Also not happy was Senna, who finished in 16th position, he was also rewarded a drive-through penalty for the same offence. The Brazilian complained about a lack of consistency of the Stewards, and hinted he would like to speak with FIA Race Director Charlie Whiting about it.
Perfectly happy was Kovalainen who took his Team Lotus to 17th place, once again beating his team mate Jarno Trulli, who finished one lap behind him in 18th place. “I didn't have any issues for the whole race, the pit stops were good and the strategy worked out exactly was we'd planned, so across the whole weekend this has been another strong event for us,” said Kovalainen.

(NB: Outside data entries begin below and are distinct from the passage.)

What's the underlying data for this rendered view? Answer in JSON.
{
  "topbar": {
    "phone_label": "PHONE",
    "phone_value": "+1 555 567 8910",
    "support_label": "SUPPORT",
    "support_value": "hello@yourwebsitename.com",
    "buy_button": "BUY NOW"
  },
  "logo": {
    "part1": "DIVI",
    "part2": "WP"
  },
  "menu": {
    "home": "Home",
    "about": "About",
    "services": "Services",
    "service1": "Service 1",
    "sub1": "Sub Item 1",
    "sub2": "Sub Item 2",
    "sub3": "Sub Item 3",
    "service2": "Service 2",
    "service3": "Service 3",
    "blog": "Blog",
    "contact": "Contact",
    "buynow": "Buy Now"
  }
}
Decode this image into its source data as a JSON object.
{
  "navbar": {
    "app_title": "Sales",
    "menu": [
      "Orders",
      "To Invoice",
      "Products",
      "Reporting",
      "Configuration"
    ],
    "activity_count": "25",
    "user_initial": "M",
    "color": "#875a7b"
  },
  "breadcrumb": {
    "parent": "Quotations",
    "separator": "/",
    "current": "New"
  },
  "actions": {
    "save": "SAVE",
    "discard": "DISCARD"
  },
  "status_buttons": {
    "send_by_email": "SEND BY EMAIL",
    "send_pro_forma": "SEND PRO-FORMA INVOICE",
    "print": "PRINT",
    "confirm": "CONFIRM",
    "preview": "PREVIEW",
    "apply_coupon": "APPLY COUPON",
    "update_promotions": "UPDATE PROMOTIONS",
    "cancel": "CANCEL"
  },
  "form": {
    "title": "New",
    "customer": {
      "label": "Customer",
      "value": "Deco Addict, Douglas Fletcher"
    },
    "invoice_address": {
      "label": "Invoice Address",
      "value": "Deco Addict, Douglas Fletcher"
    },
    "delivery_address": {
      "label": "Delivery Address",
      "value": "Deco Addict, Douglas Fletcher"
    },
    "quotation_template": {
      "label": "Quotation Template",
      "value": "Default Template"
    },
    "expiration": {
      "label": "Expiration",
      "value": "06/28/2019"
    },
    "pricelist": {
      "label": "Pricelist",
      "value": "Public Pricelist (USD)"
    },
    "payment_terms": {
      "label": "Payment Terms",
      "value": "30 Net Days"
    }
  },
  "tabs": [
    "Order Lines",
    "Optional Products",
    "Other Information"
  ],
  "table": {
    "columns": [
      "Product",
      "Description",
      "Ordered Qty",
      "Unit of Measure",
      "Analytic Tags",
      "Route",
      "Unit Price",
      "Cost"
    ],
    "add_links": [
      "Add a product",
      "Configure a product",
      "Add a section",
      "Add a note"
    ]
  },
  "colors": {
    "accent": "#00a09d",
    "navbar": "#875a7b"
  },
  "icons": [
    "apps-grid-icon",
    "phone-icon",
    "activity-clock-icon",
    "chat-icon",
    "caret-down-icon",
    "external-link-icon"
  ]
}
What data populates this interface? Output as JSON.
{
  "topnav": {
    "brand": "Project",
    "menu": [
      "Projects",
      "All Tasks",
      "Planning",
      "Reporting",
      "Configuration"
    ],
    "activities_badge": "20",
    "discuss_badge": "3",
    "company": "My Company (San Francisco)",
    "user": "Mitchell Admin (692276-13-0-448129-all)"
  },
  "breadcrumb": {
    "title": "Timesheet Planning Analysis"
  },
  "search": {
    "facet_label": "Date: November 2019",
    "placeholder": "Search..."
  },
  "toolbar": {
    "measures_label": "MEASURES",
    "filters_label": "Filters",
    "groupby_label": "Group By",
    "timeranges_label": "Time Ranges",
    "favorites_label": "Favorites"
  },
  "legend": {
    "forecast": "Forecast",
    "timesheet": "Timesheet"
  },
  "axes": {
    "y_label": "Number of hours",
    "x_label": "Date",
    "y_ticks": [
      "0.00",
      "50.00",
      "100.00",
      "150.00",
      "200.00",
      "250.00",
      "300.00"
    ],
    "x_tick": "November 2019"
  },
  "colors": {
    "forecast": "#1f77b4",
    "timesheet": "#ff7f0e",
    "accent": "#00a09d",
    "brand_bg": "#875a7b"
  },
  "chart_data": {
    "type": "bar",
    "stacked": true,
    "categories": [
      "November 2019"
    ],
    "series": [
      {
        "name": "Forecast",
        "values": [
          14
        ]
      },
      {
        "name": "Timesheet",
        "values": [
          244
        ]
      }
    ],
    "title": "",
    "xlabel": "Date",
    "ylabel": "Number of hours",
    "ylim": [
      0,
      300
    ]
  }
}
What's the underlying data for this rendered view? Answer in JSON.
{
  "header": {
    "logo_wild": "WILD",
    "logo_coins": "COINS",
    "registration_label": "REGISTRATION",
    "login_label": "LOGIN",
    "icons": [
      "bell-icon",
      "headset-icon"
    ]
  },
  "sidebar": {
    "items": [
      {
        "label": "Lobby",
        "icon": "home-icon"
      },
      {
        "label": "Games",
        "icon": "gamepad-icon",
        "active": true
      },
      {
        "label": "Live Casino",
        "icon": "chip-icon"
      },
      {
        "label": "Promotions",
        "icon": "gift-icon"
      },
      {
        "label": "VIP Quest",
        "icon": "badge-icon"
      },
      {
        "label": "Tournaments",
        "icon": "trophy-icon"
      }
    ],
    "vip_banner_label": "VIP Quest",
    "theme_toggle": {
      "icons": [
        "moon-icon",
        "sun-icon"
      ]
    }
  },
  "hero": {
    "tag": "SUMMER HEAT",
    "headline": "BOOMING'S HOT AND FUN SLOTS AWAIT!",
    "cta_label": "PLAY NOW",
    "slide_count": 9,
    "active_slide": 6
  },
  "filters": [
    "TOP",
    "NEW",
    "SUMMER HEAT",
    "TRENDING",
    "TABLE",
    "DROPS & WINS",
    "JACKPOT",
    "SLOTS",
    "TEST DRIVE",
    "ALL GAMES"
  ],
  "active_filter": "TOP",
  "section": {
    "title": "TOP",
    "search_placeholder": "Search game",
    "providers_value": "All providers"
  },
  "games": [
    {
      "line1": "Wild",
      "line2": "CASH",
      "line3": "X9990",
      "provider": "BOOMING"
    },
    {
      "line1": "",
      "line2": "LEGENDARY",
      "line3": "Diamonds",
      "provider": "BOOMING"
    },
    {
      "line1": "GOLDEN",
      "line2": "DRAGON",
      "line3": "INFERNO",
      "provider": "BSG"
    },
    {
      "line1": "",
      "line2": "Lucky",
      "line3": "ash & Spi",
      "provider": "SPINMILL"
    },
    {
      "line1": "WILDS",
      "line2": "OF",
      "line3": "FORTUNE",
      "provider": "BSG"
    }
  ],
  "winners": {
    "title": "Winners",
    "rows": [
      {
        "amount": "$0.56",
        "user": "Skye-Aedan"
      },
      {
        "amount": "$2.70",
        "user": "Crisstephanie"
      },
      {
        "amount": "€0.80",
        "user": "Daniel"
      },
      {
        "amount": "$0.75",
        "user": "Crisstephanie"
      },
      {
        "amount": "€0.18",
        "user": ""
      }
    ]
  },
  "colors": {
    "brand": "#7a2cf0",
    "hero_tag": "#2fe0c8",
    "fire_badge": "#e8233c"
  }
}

Apart form Buemi and Vettel, HRT’s Daniel Ricciardo had to park his car and give up the race with electrical problems, while Marussia Virgin’s Jerome d’Ambrisio had to give up his race with brake problems. Therefore Glock and Liuzzi took 19th and 20th spot, finishing two laps behind winner Hamilton.
Next stop: Interlagos, Brazil
Next stop is the Brazilian Grand Prix at the Autodromo Jose Carlos Pace, named after the famous Brazilian Formula One driver Carlos Pace, who was tragically killed in an airplane crash in 1977 three days after the also tragic South African Grand Prix at Kyalami, the circuit that was also the scene of his Formula One debut in 1972. He participated in 73 Grands Prix, won one of them, the 1975 Brazilian Grand Prix, and scored one pole position. Together with the Fittipaldi brothers Emerson and Wilson, he was one of Brazil’s most beloved racing drivers of that era.
Another famous Brazilian driver will wave the chequered flag to signal the end of the race at the Interlagos circuit, Nelson Piquet, who won the World Championship in 1981, 1983 and 1987. Piquet participated in 207 races, won 23 of them, scored 60 podium positions and 24 poles. Brazil is a country with a rich racing history, thanks to drivers as Fittipaldi, Pace, Piquet, Ayrton Senna, and later Barrichello and Massa. In total no less than 30 Brazilian drivers have participated in Formula One since 1950, together they scored eight World Championships.
The race will finally answer the question who will land second place in the Drivers’ Championship, Button, currently second, Alonso (fourth) or Webber who is fifth. Button seems to have the best cards, Alonso is 10 points behind him, while Webber is 22 points behind the Briton, and will have to win the Brazilian Grand Prix to even stand a chance to take second place.
Although racing drivers generally believe second place is just as worthless as fifth or sixth, Button has said that taking second place for him means, apart form Vettel, he has beaten the best in the business: Alonso, his team mate Hamilton and Webber. Follow all the action on Motortsport.com in two weeks time.